(Entries taken from a collection)
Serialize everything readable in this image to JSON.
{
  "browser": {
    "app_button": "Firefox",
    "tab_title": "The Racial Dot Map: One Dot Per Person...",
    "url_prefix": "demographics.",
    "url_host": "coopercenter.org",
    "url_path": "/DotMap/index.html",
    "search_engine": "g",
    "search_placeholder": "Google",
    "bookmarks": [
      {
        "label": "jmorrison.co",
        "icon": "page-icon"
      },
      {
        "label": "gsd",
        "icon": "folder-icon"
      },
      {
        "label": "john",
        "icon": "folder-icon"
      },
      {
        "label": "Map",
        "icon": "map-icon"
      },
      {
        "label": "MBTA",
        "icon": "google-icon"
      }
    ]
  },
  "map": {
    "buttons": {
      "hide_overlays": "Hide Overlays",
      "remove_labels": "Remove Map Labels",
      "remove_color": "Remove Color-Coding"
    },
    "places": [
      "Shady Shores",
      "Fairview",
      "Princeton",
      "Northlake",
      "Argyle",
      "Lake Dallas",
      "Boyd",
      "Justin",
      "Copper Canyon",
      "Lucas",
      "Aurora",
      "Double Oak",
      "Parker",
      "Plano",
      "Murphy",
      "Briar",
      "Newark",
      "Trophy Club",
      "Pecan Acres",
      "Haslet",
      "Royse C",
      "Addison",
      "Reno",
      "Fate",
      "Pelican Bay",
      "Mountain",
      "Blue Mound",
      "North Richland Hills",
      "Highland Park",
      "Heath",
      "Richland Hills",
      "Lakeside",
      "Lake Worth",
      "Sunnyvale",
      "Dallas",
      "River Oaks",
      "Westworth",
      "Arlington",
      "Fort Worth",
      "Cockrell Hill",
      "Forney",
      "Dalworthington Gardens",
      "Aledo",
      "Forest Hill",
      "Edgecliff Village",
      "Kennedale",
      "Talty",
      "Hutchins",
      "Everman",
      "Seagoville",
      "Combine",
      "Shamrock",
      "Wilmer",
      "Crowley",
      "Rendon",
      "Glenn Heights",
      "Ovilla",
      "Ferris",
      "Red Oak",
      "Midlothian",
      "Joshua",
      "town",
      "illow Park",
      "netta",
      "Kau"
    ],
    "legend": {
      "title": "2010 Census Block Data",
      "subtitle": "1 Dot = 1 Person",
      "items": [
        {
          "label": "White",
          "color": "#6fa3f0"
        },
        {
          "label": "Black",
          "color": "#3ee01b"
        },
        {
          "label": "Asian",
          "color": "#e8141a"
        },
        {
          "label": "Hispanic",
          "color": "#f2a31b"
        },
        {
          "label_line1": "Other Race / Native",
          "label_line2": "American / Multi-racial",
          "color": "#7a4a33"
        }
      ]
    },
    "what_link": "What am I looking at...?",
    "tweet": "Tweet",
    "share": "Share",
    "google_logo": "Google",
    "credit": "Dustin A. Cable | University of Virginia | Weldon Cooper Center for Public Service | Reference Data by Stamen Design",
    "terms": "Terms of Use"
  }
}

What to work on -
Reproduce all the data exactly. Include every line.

Response area -
Serialize everything readable in this image to JSON.
{
  "browser": {
    "app_button": "Firefox",
    "tab_title": "The Racial Dot Map: One Dot Per Person...",
    "url_prefix": "demographics.",
    "url_host": "coopercenter.org",
    "url_path": "/DotMap/index.html",
    "search_engine": "g",
    "search_placeholder": "Google",
    "bookmarks": [
      {
        "label": "jmorrison.co",
        "icon": "page-icon"
      },
      {
        "label": "gsd",
        "icon": "folder-icon"
      },
      {
        "label": "john",
        "icon": "folder-icon"
      },
      {
        "label": "Map",
        "icon": "map-icon"
      },
      {
        "label": "MBTA",
        "icon": "google-icon"
      }
    ]
  },
  "map": {
    "buttons": {
      "hide_overlays": "Hide Overlays",
      "remove_labels": "Remove Map Labels",
      "remove_color": "Remove Color-Coding"
    },
    "places": [
      "Shady Shores",
      "Fairview",
      "Princeton",
      "Northlake",
      "Argyle",
      "Lake Dallas",
      "Boyd",
      "Justin",
      "Copper Canyon",
      "Lucas",
      "Aurora",
      "Double Oak",
      "Parker",
      "Plano",
      "Murphy",
      "Briar",
      "Newark",
      "Trophy Club",
      "Pecan Acres",
      "Haslet",
      "Royse C",
      "Addison",
      "Reno",
      "Fate",
      "Pelican Bay",
      "Mountain",
      "Blue Mound",
      "North Richland Hills",
      "Highland Park",
      "Heath",
      "Richland Hills",
      "Lakeside",
      "Lake Worth",
      "Sunnyvale",
      "Dallas",
      "River Oaks",
      "Westworth",
      "Arlington",
      "Fort Worth",
      "Cockrell Hill",
      "Forney",
      "Dalworthington Gardens",
      "Aledo",
      "Forest Hill",
      "Edgecliff Village",
      "Kennedale",
      "Talty",
      "Hutchins",
      "Everman",
      "Seagoville",
      "Combine",
      "Shamrock",
      "Wilmer",
      "Crowley",
      "Rendon",
      "Glenn Heights",
      "Ovilla",
      "Ferris",
      "Red Oak",
      "Midlothian",
      "Joshua",
      "town",
      "illow Park",
      "netta",
      "Kau"
    ],
    "legend": {
      "title": "2010 Census Block Data",
      "subtitle": "1 Dot = 1 Person",
      "items": [
        {
          "label": "White",
          "color": "#6fa3f0"
        },
        {
          "label": "Black",
          "color": "#3ee01b"
        },
        {
          "label": "Asian",
          "color": "#e8141a"
        },
        {
          "label": "Hispanic",
          "color": "#f2a31b"
        },
        {
          "label_line1": "Other Race / Native",
          "label_line2": "American / Multi-racial",
          "color": "#7a4a33"
        }
      ]
    },
    "what_link": "What am I looking at...?",
    "tweet": "Tweet",
    "share": "Share",
    "google_logo": "Google",
    "credit": "Dustin A. Cable | University of Virginia | Weldon Cooper Center for Public Service | Reference Data by Stamen Design",
    "terms": "Terms of Use"
  }
}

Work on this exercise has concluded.